Creating unnecessary disclosures at this point will have a substantial negative effect on innovation all around the United States. At these early stages, entrepreneurs are often simply "baking" their idea while they're looking for funding to investigate its feasibility. Although the SEC has a duty to protect investors, at these early stages, it is the entrepreneurs who often need protection from investors, because of the vast differences in sophistication between the two.
Creating disclosure requirements before such contests will rob them of their best ideas, will discourage investment and innovation, and will make the United States a less desireable destination to start a business or invest in new ideas. This outcome will lower the competitiveness of the United States around the world, and should be avoided at all costs.
The best way to avoid these negative consequences would be to remove any pre-clearance or pre-disclosure requirements from the proposed rule, allowing entities to seek funding in the market first, and disclose their process once the funding process is underway. At that point, they will have the money and the expertise to pay for experienced counsel to guide them through the process. At any earlier point, they are likely too idea rich and cash poor to be able to comply with the myriad complex requirements and provisions proposed for pre-disclosure.
In addition, I urge the Commission to adopt two exceptions to the proposed regulation.
1) The proposed regulation should exempt businesses looking to raise a small amount of funding, under $750,000.00, from any additional requirements. At these low dollar amounts, the legal fees to comply with the proposed regulations would eat a significant chunk of the money raised, making it impossible to efficiently raise small amounts of capital.
2) Institutions and companies that sponsor informational forums, pitch contests, accelerator competitions, networking events, industry nights, and other such events should be exempt from any disclosure requirements or liability for the lack of disclosure by participants in these contests. These events often function as the investment equivalent of "open mike" nights at a comedy club, allowing anyone with an idea a venue to have it heard or critiqued.
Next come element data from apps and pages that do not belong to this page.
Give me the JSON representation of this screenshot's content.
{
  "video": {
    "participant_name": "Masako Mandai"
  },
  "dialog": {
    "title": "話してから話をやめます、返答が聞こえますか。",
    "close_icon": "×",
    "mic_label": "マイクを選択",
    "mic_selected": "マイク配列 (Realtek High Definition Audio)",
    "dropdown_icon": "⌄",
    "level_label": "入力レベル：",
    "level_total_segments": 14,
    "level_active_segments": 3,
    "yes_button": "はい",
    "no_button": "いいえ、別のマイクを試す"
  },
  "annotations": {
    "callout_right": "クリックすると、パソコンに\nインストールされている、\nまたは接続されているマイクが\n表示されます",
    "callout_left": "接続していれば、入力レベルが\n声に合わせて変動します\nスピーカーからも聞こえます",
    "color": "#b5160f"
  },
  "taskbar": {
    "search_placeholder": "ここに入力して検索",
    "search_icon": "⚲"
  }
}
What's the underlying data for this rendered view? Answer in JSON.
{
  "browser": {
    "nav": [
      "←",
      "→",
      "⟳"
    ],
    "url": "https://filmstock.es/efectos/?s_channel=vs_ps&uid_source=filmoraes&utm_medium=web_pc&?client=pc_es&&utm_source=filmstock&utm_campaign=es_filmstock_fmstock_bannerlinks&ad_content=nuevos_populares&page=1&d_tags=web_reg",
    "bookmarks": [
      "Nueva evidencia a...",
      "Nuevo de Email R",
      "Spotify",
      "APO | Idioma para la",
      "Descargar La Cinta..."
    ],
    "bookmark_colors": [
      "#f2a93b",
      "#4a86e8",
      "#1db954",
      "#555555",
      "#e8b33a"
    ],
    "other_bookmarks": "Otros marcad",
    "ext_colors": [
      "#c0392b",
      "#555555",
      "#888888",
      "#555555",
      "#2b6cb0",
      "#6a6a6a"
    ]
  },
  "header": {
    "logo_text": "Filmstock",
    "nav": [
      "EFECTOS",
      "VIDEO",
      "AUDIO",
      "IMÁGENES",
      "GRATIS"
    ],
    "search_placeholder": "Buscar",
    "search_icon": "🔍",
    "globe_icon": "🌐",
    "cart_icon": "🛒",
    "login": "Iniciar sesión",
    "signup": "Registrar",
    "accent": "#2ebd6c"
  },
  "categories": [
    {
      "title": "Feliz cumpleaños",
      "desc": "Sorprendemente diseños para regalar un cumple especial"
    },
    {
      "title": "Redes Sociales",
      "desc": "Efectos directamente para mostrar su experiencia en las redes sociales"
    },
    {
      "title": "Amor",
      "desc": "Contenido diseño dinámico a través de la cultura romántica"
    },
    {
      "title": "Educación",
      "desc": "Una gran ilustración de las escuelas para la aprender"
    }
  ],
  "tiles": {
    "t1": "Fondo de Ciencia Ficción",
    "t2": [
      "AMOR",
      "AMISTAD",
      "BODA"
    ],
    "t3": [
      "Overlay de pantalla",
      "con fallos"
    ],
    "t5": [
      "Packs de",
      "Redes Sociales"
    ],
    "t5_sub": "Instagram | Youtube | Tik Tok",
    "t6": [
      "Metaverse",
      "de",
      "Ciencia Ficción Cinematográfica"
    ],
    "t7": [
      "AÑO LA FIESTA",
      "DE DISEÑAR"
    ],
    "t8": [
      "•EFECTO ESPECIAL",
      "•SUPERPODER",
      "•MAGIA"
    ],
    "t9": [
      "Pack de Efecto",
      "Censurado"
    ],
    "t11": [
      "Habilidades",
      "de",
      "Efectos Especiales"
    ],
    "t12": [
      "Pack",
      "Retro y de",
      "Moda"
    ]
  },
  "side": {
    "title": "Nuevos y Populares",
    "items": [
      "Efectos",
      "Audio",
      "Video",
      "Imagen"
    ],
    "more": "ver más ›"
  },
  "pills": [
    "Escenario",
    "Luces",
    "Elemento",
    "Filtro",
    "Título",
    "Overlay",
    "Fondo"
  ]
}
Any restrictions on their ability to do so will have a negative impact on the efficiency of capital markets in seeking ideal locations for funding innovation.
In summary, I appreciate the attention the Commission is giving to these rules and regulations, and hope that the final rule will properly incentivize and enable innovation as intended by the JOBS act, while providing adequate protections to investors in the marketplace.
Founder and CEO
Space with a Soul
281 Summer Street
Boston, MA 02210